What the exercise asks ▸ Your answer should consist of all lines in the listing that hold the word "Complete".

Supplied data ▸
- Opening Delimiter -
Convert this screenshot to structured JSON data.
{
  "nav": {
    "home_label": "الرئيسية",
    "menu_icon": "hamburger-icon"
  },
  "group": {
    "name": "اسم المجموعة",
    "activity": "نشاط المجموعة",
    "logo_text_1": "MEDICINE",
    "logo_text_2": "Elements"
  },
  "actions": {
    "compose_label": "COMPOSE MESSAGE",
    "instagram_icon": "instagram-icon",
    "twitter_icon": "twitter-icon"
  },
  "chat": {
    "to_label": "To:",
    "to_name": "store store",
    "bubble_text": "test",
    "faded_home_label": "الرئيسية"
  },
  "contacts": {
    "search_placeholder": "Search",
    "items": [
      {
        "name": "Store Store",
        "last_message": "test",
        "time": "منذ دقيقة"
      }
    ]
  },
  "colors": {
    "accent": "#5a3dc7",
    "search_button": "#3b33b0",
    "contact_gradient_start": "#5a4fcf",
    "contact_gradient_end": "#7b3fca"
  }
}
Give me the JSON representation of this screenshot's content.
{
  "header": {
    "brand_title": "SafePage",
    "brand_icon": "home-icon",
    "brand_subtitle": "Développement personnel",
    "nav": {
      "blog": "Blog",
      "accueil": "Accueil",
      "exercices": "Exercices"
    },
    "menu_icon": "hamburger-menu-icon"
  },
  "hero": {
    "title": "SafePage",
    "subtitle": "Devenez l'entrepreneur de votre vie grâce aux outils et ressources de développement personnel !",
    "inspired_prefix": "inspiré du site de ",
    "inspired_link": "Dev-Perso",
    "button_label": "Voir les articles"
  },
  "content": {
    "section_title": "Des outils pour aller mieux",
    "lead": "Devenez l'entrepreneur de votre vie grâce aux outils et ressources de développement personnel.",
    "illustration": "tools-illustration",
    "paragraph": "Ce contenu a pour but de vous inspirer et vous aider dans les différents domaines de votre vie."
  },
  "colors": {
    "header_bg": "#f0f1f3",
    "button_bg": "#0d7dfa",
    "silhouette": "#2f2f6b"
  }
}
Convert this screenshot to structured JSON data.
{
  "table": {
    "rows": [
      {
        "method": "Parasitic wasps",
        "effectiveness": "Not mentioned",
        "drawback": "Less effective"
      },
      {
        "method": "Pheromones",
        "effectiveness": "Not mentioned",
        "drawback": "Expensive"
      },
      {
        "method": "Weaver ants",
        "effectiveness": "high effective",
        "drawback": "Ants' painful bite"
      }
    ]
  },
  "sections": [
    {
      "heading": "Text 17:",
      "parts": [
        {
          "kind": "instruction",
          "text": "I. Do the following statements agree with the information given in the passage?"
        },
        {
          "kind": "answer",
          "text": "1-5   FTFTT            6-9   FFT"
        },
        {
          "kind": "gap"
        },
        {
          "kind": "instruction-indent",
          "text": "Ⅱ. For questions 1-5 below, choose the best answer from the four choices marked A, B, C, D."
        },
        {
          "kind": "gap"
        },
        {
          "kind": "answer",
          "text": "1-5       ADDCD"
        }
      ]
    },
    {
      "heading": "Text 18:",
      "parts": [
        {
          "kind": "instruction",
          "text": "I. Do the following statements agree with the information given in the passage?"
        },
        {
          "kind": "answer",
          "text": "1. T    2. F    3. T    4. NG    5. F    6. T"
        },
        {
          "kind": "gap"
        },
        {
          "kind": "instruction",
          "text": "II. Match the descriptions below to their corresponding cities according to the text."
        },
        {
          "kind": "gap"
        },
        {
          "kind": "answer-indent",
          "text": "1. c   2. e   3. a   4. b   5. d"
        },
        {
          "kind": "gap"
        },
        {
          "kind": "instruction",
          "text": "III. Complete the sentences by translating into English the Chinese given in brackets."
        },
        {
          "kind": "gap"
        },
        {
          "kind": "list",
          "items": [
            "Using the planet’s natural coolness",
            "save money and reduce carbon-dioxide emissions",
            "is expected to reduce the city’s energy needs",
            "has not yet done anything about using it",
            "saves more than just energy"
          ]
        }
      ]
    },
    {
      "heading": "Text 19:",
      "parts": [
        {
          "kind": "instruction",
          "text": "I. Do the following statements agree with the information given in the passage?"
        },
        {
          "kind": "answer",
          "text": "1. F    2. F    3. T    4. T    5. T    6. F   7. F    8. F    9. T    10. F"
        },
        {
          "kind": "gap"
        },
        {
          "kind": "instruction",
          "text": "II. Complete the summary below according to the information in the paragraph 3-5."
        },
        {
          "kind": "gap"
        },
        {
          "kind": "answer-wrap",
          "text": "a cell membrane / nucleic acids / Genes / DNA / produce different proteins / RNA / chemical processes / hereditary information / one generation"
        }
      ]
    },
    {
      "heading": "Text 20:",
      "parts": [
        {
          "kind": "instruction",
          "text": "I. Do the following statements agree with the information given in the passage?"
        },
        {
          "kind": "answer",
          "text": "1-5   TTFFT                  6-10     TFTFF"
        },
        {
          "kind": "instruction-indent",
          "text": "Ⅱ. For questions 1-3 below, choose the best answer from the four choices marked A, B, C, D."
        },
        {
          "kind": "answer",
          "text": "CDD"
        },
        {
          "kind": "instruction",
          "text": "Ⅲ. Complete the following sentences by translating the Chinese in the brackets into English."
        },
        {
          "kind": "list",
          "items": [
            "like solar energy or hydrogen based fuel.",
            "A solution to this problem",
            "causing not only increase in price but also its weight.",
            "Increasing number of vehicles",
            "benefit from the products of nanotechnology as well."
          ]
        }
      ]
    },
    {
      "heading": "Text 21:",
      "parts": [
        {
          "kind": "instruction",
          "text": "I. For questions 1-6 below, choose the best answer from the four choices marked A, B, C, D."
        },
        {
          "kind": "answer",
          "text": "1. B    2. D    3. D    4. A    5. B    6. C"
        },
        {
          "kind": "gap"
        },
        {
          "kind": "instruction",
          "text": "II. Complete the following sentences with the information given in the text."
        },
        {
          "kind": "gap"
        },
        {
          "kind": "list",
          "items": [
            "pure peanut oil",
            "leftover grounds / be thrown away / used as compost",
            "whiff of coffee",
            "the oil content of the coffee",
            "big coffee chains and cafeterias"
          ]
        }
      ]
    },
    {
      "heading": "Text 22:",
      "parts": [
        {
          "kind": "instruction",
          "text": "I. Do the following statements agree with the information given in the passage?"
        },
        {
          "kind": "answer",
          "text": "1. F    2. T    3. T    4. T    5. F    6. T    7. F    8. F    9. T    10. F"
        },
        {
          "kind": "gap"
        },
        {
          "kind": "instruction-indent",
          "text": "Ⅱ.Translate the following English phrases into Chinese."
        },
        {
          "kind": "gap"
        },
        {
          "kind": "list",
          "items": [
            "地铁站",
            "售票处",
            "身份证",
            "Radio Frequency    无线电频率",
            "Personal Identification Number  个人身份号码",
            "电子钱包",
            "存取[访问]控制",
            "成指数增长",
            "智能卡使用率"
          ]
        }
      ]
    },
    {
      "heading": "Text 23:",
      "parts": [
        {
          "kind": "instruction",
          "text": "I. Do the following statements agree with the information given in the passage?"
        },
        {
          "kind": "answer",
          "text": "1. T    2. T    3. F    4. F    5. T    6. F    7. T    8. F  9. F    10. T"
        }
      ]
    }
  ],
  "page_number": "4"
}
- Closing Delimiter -
Response area ▸
          "text": "III. Complete the sentences by translating into English the Chinese given in brackets."
          "text": "II. Complete the summary below according to the information in the paragraph 3-5."
          "text": "Ⅲ. Complete the following sentences by translating the Chinese in the brackets into English."
          "text": "II. Complete the following sentences with the information given in the text."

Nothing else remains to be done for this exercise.